Why move to Maui. Beyond the obvious of great weather and gorgeous scenery, there are many factors that go into moving from the known to the unknown where ever that may be. My first trip to Maui was back in 1993, on a trip I won with Chevrolet while I was working at a dealership. All expenses paid, staying at a beautiful resort in Wailea, the upscale part of the island. I remember walking along the paved ocean path, looking at the resorts and condos overlooking the ocean. I was here for 8 days. One day as I was walking, there was a condo that stood out from all the others, being closer to the ocean and having the best view. As I walked , there was a nurse pushing an elder gentleman in a wheelchair out on the covered veranda overlooking the ocean, and I could see (maybe 40 feet away) that he didn’t have a lot of time left on this earth. I vowed right then and there that would not be me. I was not going to move here when I could no longer enjoy living.

Over the years, as I got married (in Maui) and my family grew, Maui was always the dream. So when I got the chance to move here, it was if a manifestation dream came true.  Is it perfect, of course not. There are bugs, and spiders, lots of traffic, high cost of living, people different than me, too hot, too muggy, blah blah blah.  Was life perfect back home in Minnesota? Absolutely not. So now it comes down to the age old question of choices. I am still facing that choice.  Back in Minnesota I still have a wonderful 3200 square foot home, which the kids can’t wait to go back to this summer, and I have to make a decision. Sell and move on, or move back, or take the in-between route and rent my house, having the backup plan to move back if it doesn’t work out in Maui.

So right now it is 8:30 PM at night. Temperature is 75 degrees.  On my deck I am listening to a band, might even be Santana, practice in the home across the jungle from me. They sound great. I just got done watching a beautiful sunset, and getting ready to view a starry night unparalleled anywhere on earth. Maui is living up to all the expectations I have placed upon her. So why am I so torn. What is causing the anxiety in me?

Change. When I was 20, I could change my life on a dime. Then life happened. By life I mean responsibility. Now I fight change like a fish fights the hook and line. I was never like this. I want to be like the person I was at 20, open to everything and anything.

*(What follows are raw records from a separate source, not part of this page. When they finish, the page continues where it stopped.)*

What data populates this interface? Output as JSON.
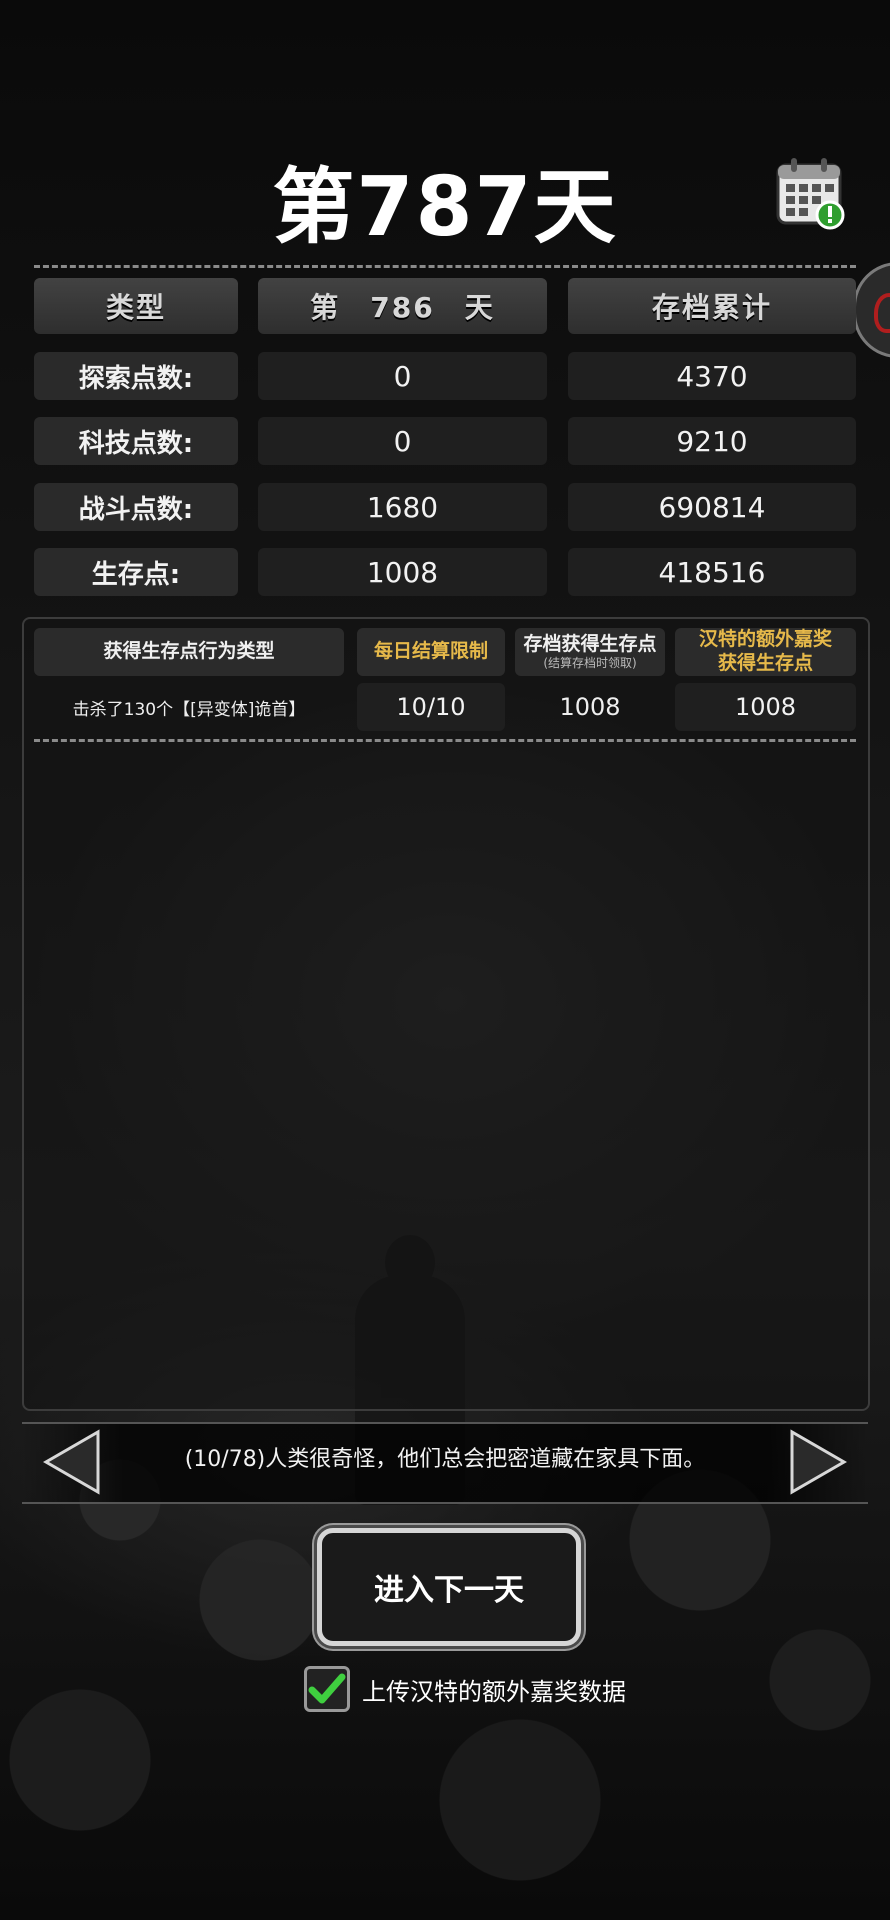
{
  "header": {
    "title": "第787天"
  },
  "stats_table": {
    "headers": [
      "类型",
      "第　786　天",
      "存档累计"
    ],
    "rows": [
      {
        "label": "探索点数:",
        "day": "0",
        "total": "4370"
      },
      {
        "label": "科技点数:",
        "day": "0",
        "total": "9210"
      },
      {
        "label": "战斗点数:",
        "day": "1680",
        "total": "690814"
      },
      {
        "label": "生存点:",
        "day": "1008",
        "total": "418516"
      }
    ]
  },
  "survival_table": {
    "header_type": "获得生存点行为类型",
    "header_limit": "每日结算限制",
    "header_save": "存档获得生存点",
    "header_save_note": "(结算存档时领取)",
    "header_bonus_line1": "汉特的额外嘉奖",
    "header_bonus_line2": "获得生存点",
    "rows": [
      {
        "action": "击杀了130个【[异变体]诡首】",
        "limit": "10/10",
        "save": "1008",
        "bonus": "1008"
      }
    ]
  },
  "tip": {
    "text": "(10/78)人类很奇怪，他们总会把密道藏在家具下面。"
  },
  "next_day_button": "进入下一天",
  "upload_option": {
    "label": "上传汉特的额外嘉奖数据",
    "checked": true
  },
  "colors": {
    "gold": "#e6b94a",
    "check_green": "#3fcf3f"
  }
}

What are you trying to say? There is a place for you. Whether it be beach or iceberg, it is your destiny. My destiny is Maui, no matter how I may try to fight it. I hope that you find yours. It took me a lifetime to find mine.


My first blog post

Hi, my name is Burl Johnson. I am starting this blog as a way to document the move from my home state of Minnesota 4 months ago to Maui , and also my journey in starting from scratch and becoming an author, not rich or famous for sure, but self published. I won’t go back in my life too far, I’m just about to turn 64, but will start my story when my life took a huge change. Eight months ago I left my stressful, high paying corporate job to retire. I will start there.